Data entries
----------

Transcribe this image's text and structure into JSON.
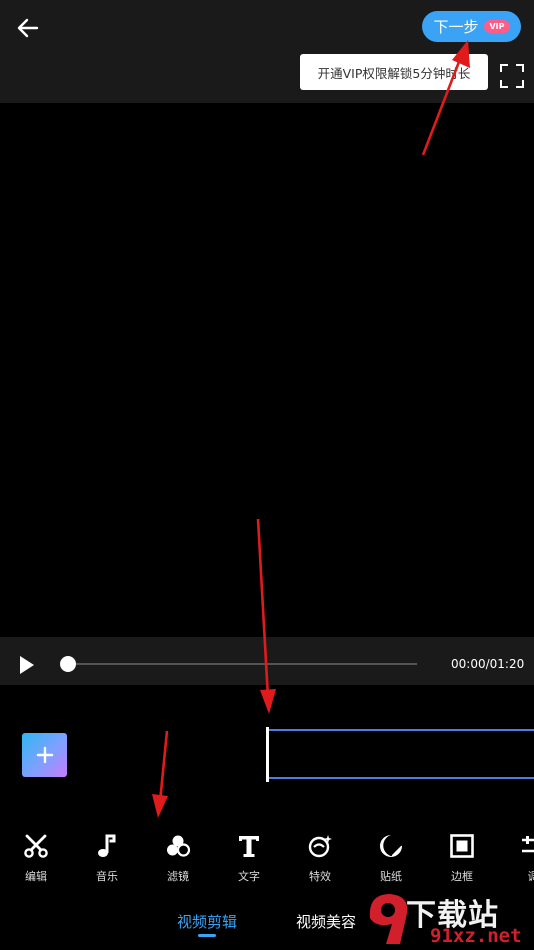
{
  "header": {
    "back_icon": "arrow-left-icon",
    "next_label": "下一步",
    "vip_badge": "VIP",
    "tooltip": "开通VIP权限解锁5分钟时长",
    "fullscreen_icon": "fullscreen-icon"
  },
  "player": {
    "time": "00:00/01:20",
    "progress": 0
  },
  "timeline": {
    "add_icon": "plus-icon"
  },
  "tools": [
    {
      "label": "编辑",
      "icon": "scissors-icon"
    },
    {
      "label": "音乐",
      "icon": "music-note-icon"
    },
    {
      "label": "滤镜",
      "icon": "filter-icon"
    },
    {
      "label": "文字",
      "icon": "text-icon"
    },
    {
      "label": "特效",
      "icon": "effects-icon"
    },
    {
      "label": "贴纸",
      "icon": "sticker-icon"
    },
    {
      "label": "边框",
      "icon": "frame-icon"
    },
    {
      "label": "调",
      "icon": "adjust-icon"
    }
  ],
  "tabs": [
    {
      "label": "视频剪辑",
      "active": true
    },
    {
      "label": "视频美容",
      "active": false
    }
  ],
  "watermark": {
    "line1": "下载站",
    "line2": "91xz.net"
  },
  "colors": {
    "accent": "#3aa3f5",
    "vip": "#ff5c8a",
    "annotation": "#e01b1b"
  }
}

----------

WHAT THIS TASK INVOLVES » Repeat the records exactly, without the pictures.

WRITTEN ANSWER »
Transcribe this image's text and structure into JSON.
{
  "header": {
    "back_icon": "arrow-left-icon",
    "next_label": "下一步",
    "vip_badge": "VIP",
    "tooltip": "开通VIP权限解锁5分钟时长",
    "fullscreen_icon": "fullscreen-icon"
  },
  "player": {
    "time": "00:00/01:20",
    "progress": 0
  },
  "timeline": {
    "add_icon": "plus-icon"
  },
  "tools": [
    {
      "label": "编辑",
      "icon": "scissors-icon"
    },
    {
      "label": "音乐",
      "icon": "music-note-icon"
    },
    {
      "label": "滤镜",
      "icon": "filter-icon"
    },
    {
      "label": "文字",
      "icon": "text-icon"
    },
    {
      "label": "特效",
      "icon": "effects-icon"
    },
    {
      "label": "贴纸",
      "icon": "sticker-icon"
    },
    {
      "label": "边框",
      "icon": "frame-icon"
    },
    {
      "label": "调",
      "icon": "adjust-icon"
    }
  ],
  "tabs": [
    {
      "label": "视频剪辑",
      "active": true
    },
    {
      "label": "视频美容",
      "active": false
    }
  ],
  "watermark": {
    "line1": "下载站",
    "line2": "91xz.net"
  },
  "colors": {
    "accent": "#3aa3f5",
    "vip": "#ff5c8a",
    "annotation": "#e01b1b"
  }
}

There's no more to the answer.